■ Directions for this task
Go through the listing and repeat each entry exactly, but include no pictures.

┌──

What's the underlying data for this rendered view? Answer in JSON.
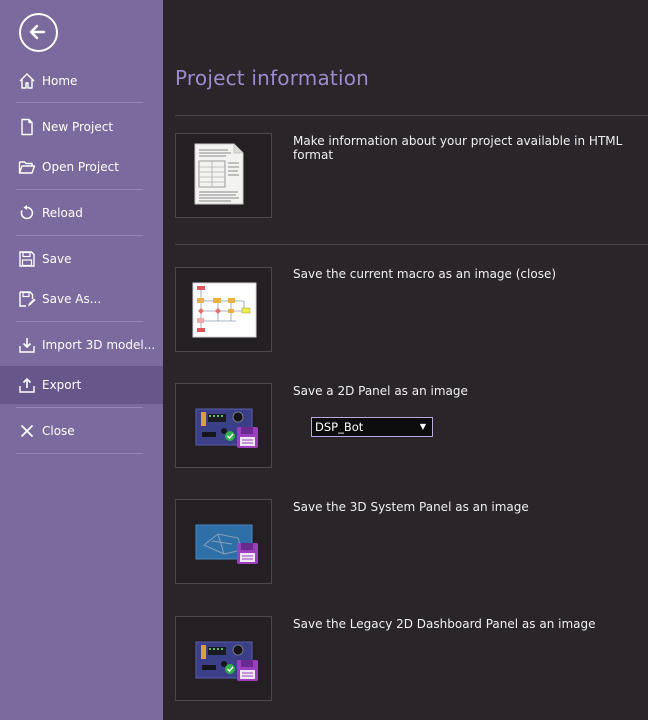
{
  "sidebar": {
    "back_icon": "back-arrow-circle-icon",
    "items": [
      {
        "label": "Home",
        "icon": "home-icon"
      },
      {
        "label": "New Project",
        "icon": "new-document-icon"
      },
      {
        "label": "Open Project",
        "icon": "open-folder-icon"
      },
      {
        "label": "Reload",
        "icon": "reload-icon"
      },
      {
        "label": "Save",
        "icon": "floppy-save-icon"
      },
      {
        "label": "Save As...",
        "icon": "save-as-icon"
      },
      {
        "label": "Import 3D model...",
        "icon": "import-icon"
      },
      {
        "label": "Export",
        "icon": "export-icon",
        "active": true
      },
      {
        "label": "Close",
        "icon": "close-x-icon"
      }
    ]
  },
  "main": {
    "title": "Project information",
    "options": [
      {
        "description": "Make information about your project available in HTML format",
        "icon": "html-document-icon"
      },
      {
        "description": "Save the current macro as an image (close)",
        "icon": "flowchart-macro-icon"
      },
      {
        "description": "Save a 2D Panel as an image",
        "icon": "panel-2d-save-icon"
      },
      {
        "description": "Save the 3D System Panel as an image",
        "icon": "panel-3d-save-icon"
      },
      {
        "description": "Save the Legacy 2D Dashboard Panel as an image",
        "icon": "dashboard-2d-save-icon"
      }
    ],
    "panel_select": {
      "value": "DSP_Bot"
    }
  },
  "colors": {
    "sidebar_bg": "#7b6a9d",
    "sidebar_active": "#66568a",
    "main_bg": "#2a2529",
    "title": "#9c8bd0",
    "accent_purple": "#9c3fbf"
  }
}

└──

■ Answer section
What's the underlying data for this rendered view? Answer in JSON.
{
  "sidebar": {
    "back_icon": "back-arrow-circle-icon",
    "items": [
      {
        "label": "Home",
        "icon": "home-icon"
      },
      {
        "label": "New Project",
        "icon": "new-document-icon"
      },
      {
        "label": "Open Project",
        "icon": "open-folder-icon"
      },
      {
        "label": "Reload",
        "icon": "reload-icon"
      },
      {
        "label": "Save",
        "icon": "floppy-save-icon"
      },
      {
        "label": "Save As...",
        "icon": "save-as-icon"
      },
      {
        "label": "Import 3D model...",
        "icon": "import-icon"
      },
      {
        "label": "Export",
        "icon": "export-icon",
        "active": true
      },
      {
        "label": "Close",
        "icon": "close-x-icon"
      }
    ]
  },
  "main": {
    "title": "Project information",
    "options": [
      {
        "description": "Make information about your project available in HTML format",
        "icon": "html-document-icon"
      },
      {
        "description": "Save the current macro as an image (close)",
        "icon": "flowchart-macro-icon"
      },
      {
        "description": "Save a 2D Panel as an image",
        "icon": "panel-2d-save-icon"
      },
      {
        "description": "Save the 3D System Panel as an image",
        "icon": "panel-3d-save-icon"
      },
      {
        "description": "Save the Legacy 2D Dashboard Panel as an image",
        "icon": "dashboard-2d-save-icon"
      }
    ],
    "panel_select": {
      "value": "DSP_Bot"
    }
  },
  "colors": {
    "sidebar_bg": "#7b6a9d",
    "sidebar_active": "#66568a",
    "main_bg": "#2a2529",
    "title": "#9c8bd0",
    "accent_purple": "#9c3fbf"
  }
}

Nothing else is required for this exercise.